Erring on the side of life is an unquestionable principle, perhaps, until you’re standing where Barbara Mancini was on February 7, 2013, in her father’s home outside Philadelphia, Pennsylvania. Joseph Yourshaw asked his daughter, Barbara, a nurse, to hand him a bottle of morphine. Yourshaw was 93, a war veteran with diabetes, end-stage renal disease, heart disease and the effects of a stroke. She gave him the bottle. He took the morphine.
Moments later, a hospice nurse arrived and–against Yourshaw’s written wishes, Mancini’s verbal request, and the general guidelines of hospice–called 911. Michael Vitez writes at the Philadelphia Inquirer:
Durkin [the police captain] also said he spoke with Barbara Mancini: “She told me that her father had asked for all his morphine so he could commit suicide and she provided it.”
When the ambulance arrived, Durkin continued, Barbara Mancini “told them not to take or treat her father.” But the officer said he told Mancini “that she no longer had any say in the matter and her father was going to the hospital.”
Her father was revived at the hospital with the drug Narcan. He was given a urinary catheter and breathing mask, among other treatments.
Barbara Mancini was arrested and released on $100,000 bail. Yourshaw died four days later in the hospital – after receiving morphine to ease his pain.
Mancini could spend ten years in prison if she is convicted. I suspect that, as a nurse, she knew the potential ramifications of doing what her father asked her to. His request was an irresistible force, one that filled the chasm between two duties: “The duty of not taking a life and the humane duty to end a patient’s intolerable suffering.”
Asking what our duty is when faced with situations like Mancini’s is not a thought exercise. Today in the U.S., assisted suicide, or what activists call Death with Dignity, is legal in four states. There are multiple initiatives to legalize assisted suicide at any given time. New drugs and treatments that can prolong death are developed constantly. As the US populations grows increasingly older and we watch our loved ones struggle with the “bad things” that medicine can now do, new understandings about how we die will continue to challenge each of us. The question is not whether we have the courage to imagine ourselves in Mancini’s place, but–as a society charged with formulating ethics, opinions, laws and policies–when each of us will be forced to.
Ann Neumann, a hospice volunteer, has written for Guernica, the Nation, New York Law Review, and Religion & Politics, among others.
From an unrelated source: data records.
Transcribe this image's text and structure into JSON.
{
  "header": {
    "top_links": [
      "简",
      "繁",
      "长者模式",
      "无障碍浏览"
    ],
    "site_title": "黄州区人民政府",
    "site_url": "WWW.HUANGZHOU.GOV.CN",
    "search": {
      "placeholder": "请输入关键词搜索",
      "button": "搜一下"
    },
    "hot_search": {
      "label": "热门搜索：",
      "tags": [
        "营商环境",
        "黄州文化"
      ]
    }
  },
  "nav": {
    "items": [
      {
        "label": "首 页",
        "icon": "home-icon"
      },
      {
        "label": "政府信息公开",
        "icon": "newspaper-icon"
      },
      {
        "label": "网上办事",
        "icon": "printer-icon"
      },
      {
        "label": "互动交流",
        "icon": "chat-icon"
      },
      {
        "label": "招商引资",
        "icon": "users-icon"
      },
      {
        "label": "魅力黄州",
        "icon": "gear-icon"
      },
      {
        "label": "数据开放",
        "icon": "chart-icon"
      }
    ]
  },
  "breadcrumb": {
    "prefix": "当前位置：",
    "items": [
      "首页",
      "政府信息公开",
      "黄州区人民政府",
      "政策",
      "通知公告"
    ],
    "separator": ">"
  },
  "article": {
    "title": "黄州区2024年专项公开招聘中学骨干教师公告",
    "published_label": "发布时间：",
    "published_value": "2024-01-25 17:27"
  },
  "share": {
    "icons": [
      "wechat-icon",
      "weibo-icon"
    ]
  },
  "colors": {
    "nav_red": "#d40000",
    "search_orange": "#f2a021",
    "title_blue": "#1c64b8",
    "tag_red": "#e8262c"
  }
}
She is contributing editor at The Revealer, a publication of the Center for Religion and Media at New York University, where she is a Visiting Scholar.